Nighthawks was probably Hopper’s most ambitious essay in capturing the night-time effects of manmade light. For one thing, the diner’s plate-glass windows cause far more light to spill out onto the sidewalk and the brownstones on the far side of the street than is true in any of his other paintings. As well, this interior light comes from more than a single lightbulb, with the result that multiple shadows are cast, and some spots are brighter than others as a consequence of being lit from more than one angle. Across the street, the line of shadow caused by the upper edge of the diner window is clearly visible towards the top of the painting. These windows, and the ones below them as well, are partly lit by an unseen streetlight, which projects its own mix of light and shadow. As a final note, the bright interior light causes some of the surfaces within the diner to be reflective. This is clearest in the case of the right-hand edge of the rear window, which reflects a vertical yellow band of interior wall, but fainter reflections can also be made out, in the counter-top, of three of the diner’s occupants. None of these reflections would be visible in daylight.
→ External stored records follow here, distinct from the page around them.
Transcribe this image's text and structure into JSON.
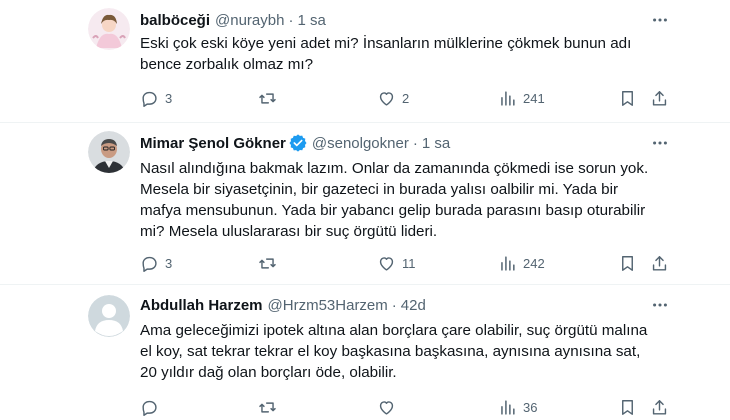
{
  "tweets": [
    {
      "name": "balböceği",
      "handle": "@nuraybh",
      "separator": "·",
      "time": "1 sa",
      "verified": false,
      "text": "Eski çok eski köye yeni adet mi? İnsanların mülklerine çökmek bunun adı\nbence zorbalık olmaz mı?",
      "reply_count": "3",
      "retweet_count": "",
      "like_count": "2",
      "view_count": "241"
    },
    {
      "name": "Mimar Şenol Gökner",
      "handle": "@senolgokner",
      "separator": "·",
      "time": "1 sa",
      "verified": true,
      "text": "Nasıl alındığına bakmak lazım. Onlar da zamanında çökmedi ise sorun yok.\nMesela bir siyasetçinin, bir gazeteci in burada yalısı oalbilir mi. Yada bir\nmafya mensubunun. Yada bir yabancı gelip burada parasını basıp oturabilir\nmi? Mesela uluslararası bir suç örgütü lideri.",
      "reply_count": "3",
      "retweet_count": "",
      "like_count": "11",
      "view_count": "242"
    },
    {
      "name": "Abdullah Harzem",
      "handle": "@Hrzm53Harzem",
      "separator": "·",
      "time": "42d",
      "verified": false,
      "text": "Ama geleceğimizi ipotek altına alan borçlara çare olabilir, suç örgütü malına\nel koy, sat tekrar tekrar el koy başkasına başkasına, aynısına aynısına sat,\n20 yıldır dağ olan borçları öde, olabilir.",
      "reply_count": "",
      "retweet_count": "",
      "like_count": "",
      "view_count": "36"
    }
  ],
  "icons": {
    "reply": "reply-icon",
    "retweet": "retweet-icon",
    "like": "heart-icon",
    "views": "views-icon",
    "bookmark": "bookmark-icon",
    "share": "share-icon",
    "more": "more-icon",
    "verified": "verified-badge-icon"
  },
  "colors": {
    "text": "#0f1419",
    "secondary": "#536471",
    "verified": "#1d9bf0",
    "divider": "#eff3f4"
  }
}
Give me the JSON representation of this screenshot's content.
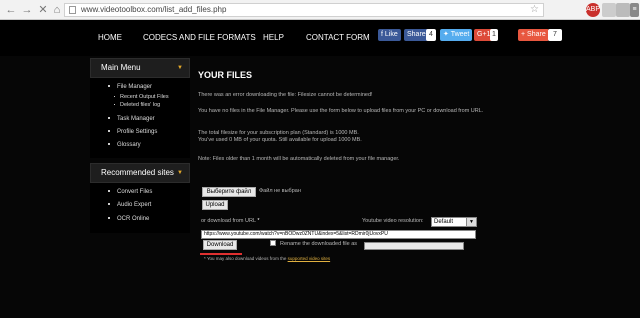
{
  "browser": {
    "url": "www.videotoolbox.com/list_add_files.php",
    "back_icon": "arrow-left-icon",
    "forward_icon": "arrow-right-icon",
    "close_icon": "close-icon",
    "home_icon": "home-icon",
    "ext1": "ABP",
    "ext2": "",
    "ext3": "",
    "ext4": "S"
  },
  "nav": {
    "items": [
      "Home",
      "Codecs and File Formats",
      "Help",
      "Contact Form"
    ]
  },
  "social": {
    "fb_label": "Like",
    "fb_share": "Share",
    "fb_count": "4",
    "tweet": "Tweet",
    "gplus": "G+1",
    "gplus_count": "1",
    "share": "Share",
    "share_count": "7",
    "colors": {
      "facebook": "#3b5998",
      "twitter": "#55acee",
      "gplus": "#dd4b39",
      "share": "#e8573f"
    }
  },
  "sidebar": {
    "main_menu": {
      "title": "Main Menu",
      "items": [
        {
          "label": "File Manager",
          "sub": [
            "Recent Output Files",
            "Deleted files' log"
          ]
        },
        {
          "label": "Task Manager",
          "sub": []
        },
        {
          "label": "Profile Settings",
          "sub": []
        },
        {
          "label": "Glossary",
          "sub": []
        }
      ]
    },
    "recommended": {
      "title": "Recommended sites",
      "items": [
        "Convert Files",
        "Audio Expert",
        "OCR Online"
      ]
    }
  },
  "main": {
    "title": "Your Files",
    "error": "There was an error downloading the file: Filesize cannot be determined!",
    "no_files": "You have no files in the File Manager. Please use the form below to upload files from your PC or download from URL.",
    "filesize_line1": "The total filesize for your subscription plan (Standard) is 1000 MB.",
    "filesize_line2": "You've used 0 MB of your quota. Still available for upload 1000 MB.",
    "note": "Note: Files older than 1 month will be automatically deleted from your file manager.",
    "choose_file_btn": "Выберите файл",
    "no_file_chosen": "Файл не выбран",
    "upload_btn": "Upload",
    "or_download_label": "or download from URL",
    "asterisk": "*",
    "resolution_label": "Youtube video resolution:",
    "resolution_value": "Default",
    "url_value": "https://www.youtube.com/watch?v=nBODwz0ZNTU&index=5&list=RDmir0jUovxPU",
    "download_btn": "Download",
    "rename_label": "Rename the downloaded file as",
    "footnote_prefix": "You may also download videos from the",
    "footnote_link": "supported video sites",
    "accent": "#e03030"
  }
}
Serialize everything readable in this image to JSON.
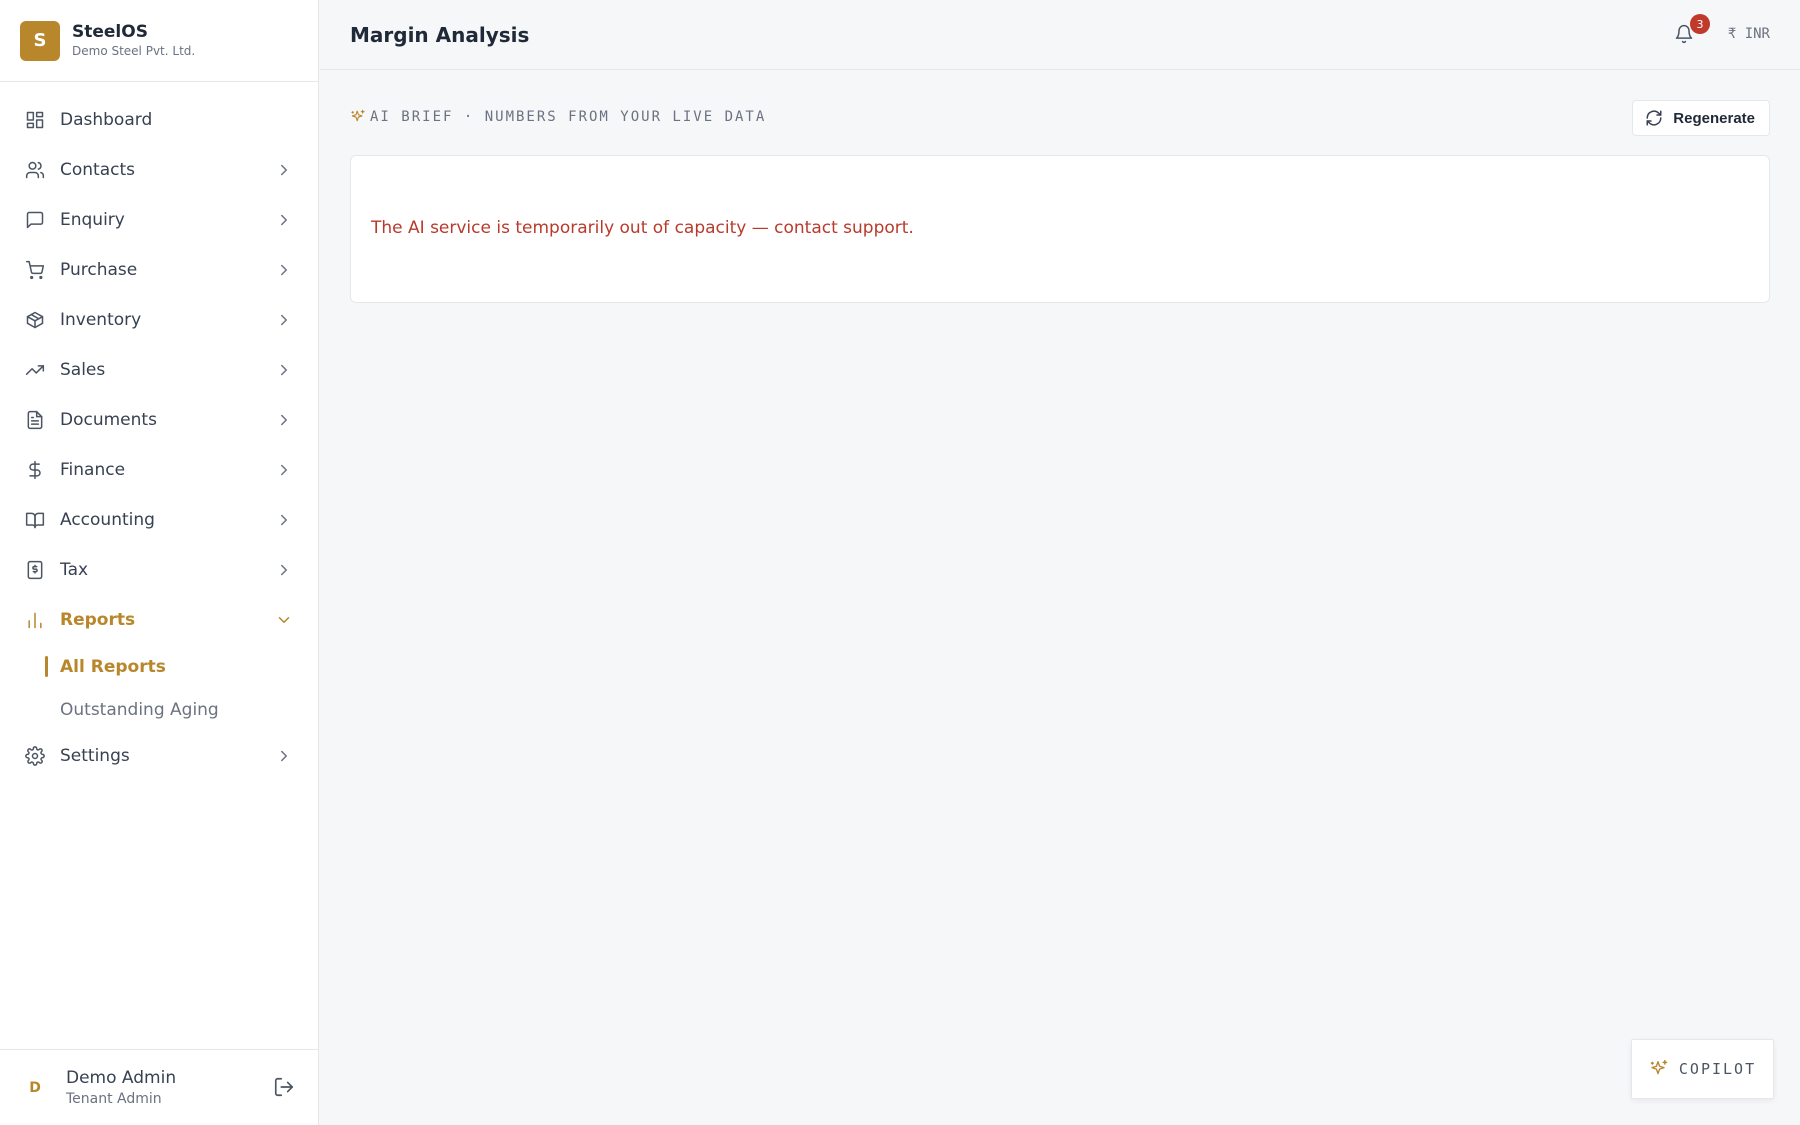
{
  "brand": {
    "logo_letter": "S",
    "name": "SteelOS",
    "company": "Demo Steel Pvt. Ltd."
  },
  "sidebar": {
    "items": [
      {
        "label": "Dashboard",
        "icon": "dashboard-icon"
      },
      {
        "label": "Contacts",
        "icon": "users-icon"
      },
      {
        "label": "Enquiry",
        "icon": "message-icon"
      },
      {
        "label": "Purchase",
        "icon": "cart-icon"
      },
      {
        "label": "Inventory",
        "icon": "package-icon"
      },
      {
        "label": "Sales",
        "icon": "trending-up-icon"
      },
      {
        "label": "Documents",
        "icon": "document-icon"
      },
      {
        "label": "Finance",
        "icon": "dollar-icon"
      },
      {
        "label": "Accounting",
        "icon": "book-icon"
      },
      {
        "label": "Tax",
        "icon": "receipt-icon"
      },
      {
        "label": "Reports",
        "icon": "bar-chart-icon"
      },
      {
        "label": "Settings",
        "icon": "gear-icon"
      }
    ],
    "reports_sub": [
      {
        "label": "All Reports"
      },
      {
        "label": "Outstanding Aging"
      }
    ]
  },
  "user": {
    "initial": "D",
    "name": "Demo Admin",
    "role": "Tenant Admin"
  },
  "header": {
    "title": "Margin Analysis",
    "notification_count": "3",
    "currency": "₹ INR"
  },
  "brief": {
    "label": "AI BRIEF · NUMBERS FROM YOUR LIVE DATA",
    "regenerate_label": "Regenerate"
  },
  "card": {
    "error_message": "The AI service is temporarily out of capacity — contact support."
  },
  "copilot": {
    "label": "COPILOT"
  },
  "colors": {
    "accent": "#b8862b",
    "error": "#b93a2b",
    "badge": "#c0392b"
  }
}
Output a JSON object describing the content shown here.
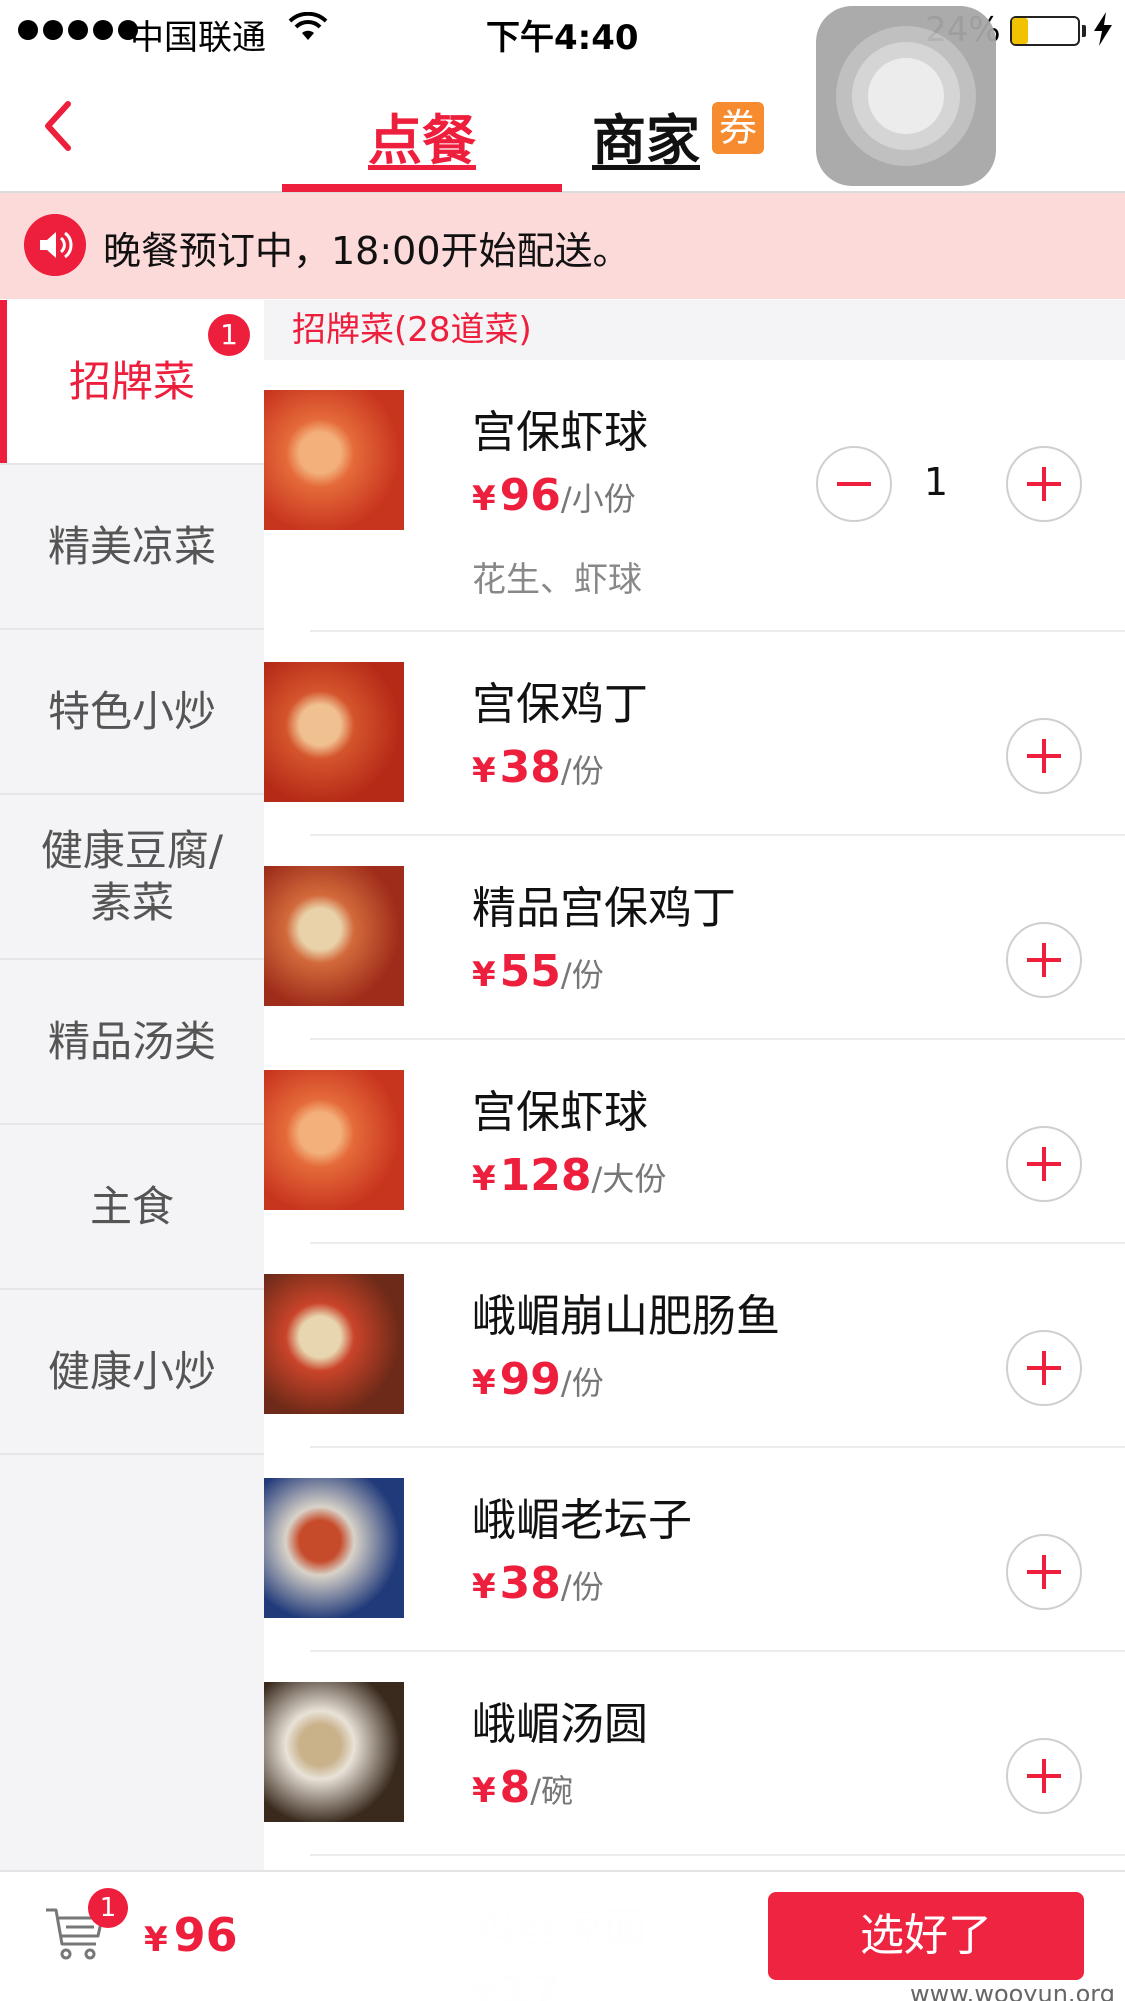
{
  "status_bar": {
    "carrier": "中国联通",
    "time": "下午4:40",
    "battery_percent": "24%",
    "battery_level": 0.24,
    "signal_dots": 5
  },
  "nav": {
    "tab_order": "点餐",
    "tab_merchant": "商家",
    "coupon_badge": "券",
    "active_tab": "点餐"
  },
  "notice": {
    "text": "晚餐预订中，18:00开始配送。"
  },
  "sidebar": {
    "items": [
      {
        "label": "招牌菜",
        "badge": "1",
        "active": true
      },
      {
        "label": "精美凉菜",
        "badge": "",
        "active": false
      },
      {
        "label": "特色小炒",
        "badge": "",
        "active": false
      },
      {
        "label": "健康豆腐/\n素菜",
        "badge": "",
        "active": false
      },
      {
        "label": "精品汤类",
        "badge": "",
        "active": false
      },
      {
        "label": "主食",
        "badge": "",
        "active": false
      },
      {
        "label": "健康小炒",
        "badge": "",
        "active": false
      }
    ]
  },
  "section": {
    "header": "招牌菜(28道菜)"
  },
  "dishes": [
    {
      "name": "宫保虾球",
      "currency": "¥",
      "price": "96",
      "unit": "/小份",
      "desc": "花生、虾球",
      "qty": "1"
    },
    {
      "name": "宫保鸡丁",
      "currency": "¥",
      "price": "38",
      "unit": "/份",
      "desc": "",
      "qty": ""
    },
    {
      "name": "精品宫保鸡丁",
      "currency": "¥",
      "price": "55",
      "unit": "/份",
      "desc": "",
      "qty": ""
    },
    {
      "name": "宫保虾球",
      "currency": "¥",
      "price": "128",
      "unit": "/大份",
      "desc": "",
      "qty": ""
    },
    {
      "name": "峨嵋崩山肥肠鱼",
      "currency": "¥",
      "price": "99",
      "unit": "/份",
      "desc": "",
      "qty": ""
    },
    {
      "name": "峨嵋老坛子",
      "currency": "¥",
      "price": "38",
      "unit": "/份",
      "desc": "",
      "qty": ""
    },
    {
      "name": "峨嵋汤圆",
      "currency": "¥",
      "price": "8",
      "unit": "/碗",
      "desc": "",
      "qty": ""
    },
    {
      "name": "鸡丝凉面",
      "currency": "¥",
      "price": "17",
      "unit": "/份",
      "desc": "",
      "qty": ""
    }
  ],
  "cart": {
    "badge": "1",
    "currency": "¥",
    "total": "96"
  },
  "confirm_button": "选好了",
  "watermark": "www.wooyun.org",
  "colors": {
    "accent": "#ee1f3c",
    "notice_bg": "#fddada",
    "sidebar_bg": "#f4f4f6",
    "coupon": "#f78b2f"
  },
  "icons": {
    "back": "chevron-left-icon",
    "speaker": "speaker-icon",
    "cart": "cart-icon",
    "plus": "plus-icon",
    "minus": "minus-icon"
  }
}
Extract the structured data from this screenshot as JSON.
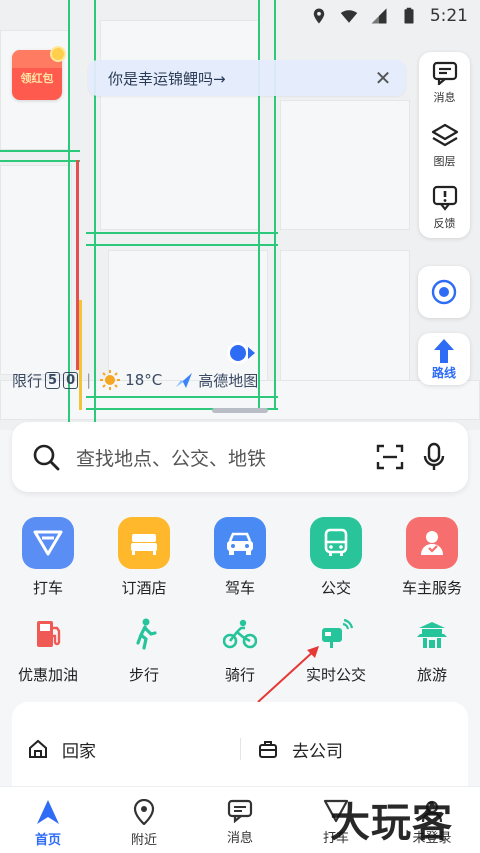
{
  "status_bar": {
    "time": "5:21"
  },
  "redpack": {
    "label": "领红包"
  },
  "banner": {
    "text": "你是幸运锦鲤吗→",
    "close": "✕"
  },
  "tools": [
    {
      "label": "消息"
    },
    {
      "label": "图层"
    },
    {
      "label": "反馈"
    }
  ],
  "route_button": {
    "label": "路线"
  },
  "map_info": {
    "restriction_label": "限行",
    "restriction_value": "5",
    "restriction_value2": "0",
    "separator": "|",
    "temperature": "18°C",
    "logo_text": "高德地图"
  },
  "search": {
    "placeholder": "查找地点、公交、地铁"
  },
  "services_row1": [
    {
      "name": "打车",
      "color": "#4f8cf6"
    },
    {
      "name": "订酒店",
      "color": "#ffb72b"
    },
    {
      "name": "驾车",
      "color": "#4a8af4"
    },
    {
      "name": "公交",
      "color": "#2ac49a"
    },
    {
      "name": "车主服务",
      "color": "#f76e6e"
    }
  ],
  "services_row2": [
    {
      "name": "优惠加油",
      "color": "#f05a55"
    },
    {
      "name": "步行",
      "color": "#26c49a"
    },
    {
      "name": "骑行",
      "color": "#26c49a"
    },
    {
      "name": "实时公交",
      "color": "#26c49a"
    },
    {
      "name": "旅游",
      "color": "#26c49a"
    }
  ],
  "quick": {
    "home": "回家",
    "work": "去公司"
  },
  "tabs": [
    {
      "label": "首页"
    },
    {
      "label": "附近"
    },
    {
      "label": "消息"
    },
    {
      "label": "打车"
    },
    {
      "label": "未登录"
    }
  ],
  "watermark": {
    "text": "大玩客"
  },
  "colors": {
    "accent": "#2e6cf6",
    "road_green": "#2cc97a",
    "road_red": "#e45050"
  }
}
Puschak takes up that question in “Look through the Window,” a video essay that examines the power of Hopper’s art, “clean, smooth, and almost too real,” through a breakdown of Nighthawks, an expression of all of the artist’s themes: “loneliness, alienation, voyeurism, quiet contemplation, and more.”
Many Americans must have felt such vulnerability with a special acuteness at the time Hopper finished painting Nighthawks, “the weeks and days following the bombing of Pearl Harbor, when everyone in New York City was paranoid about another attack.” Everyone, that is, except Edward Hopper, who kept his studio light on and kept on painting beneath it. “The future was very uncertain at this moment in time, as uncertain as the darkness that frames the patrons of this diner, a darkness they’re launched into by Hopper’s composition and our gaze.” Some might say that times, in America and elsewhere, haven’t become much more certain since. We, like Hopper, could do much worse than continuing to create ever more deliberately, and to see ever more clearly.
There are a few things about this painting that can be noticed, even without thinking artistically. It is probably set in the 1950’s, because of the old fashioned drink machines in the restaurant, and the style of clothing that the people are wearing. It is most likely late at night because outside of the restaurant is deserted, and there are vey few people in the restaurant. Also, the lighting in the restaurant is very bright compared to how dark it is outside, and the light this building seems to be the only source of light in this particular area.
Just a little taste of those homages I mentioned.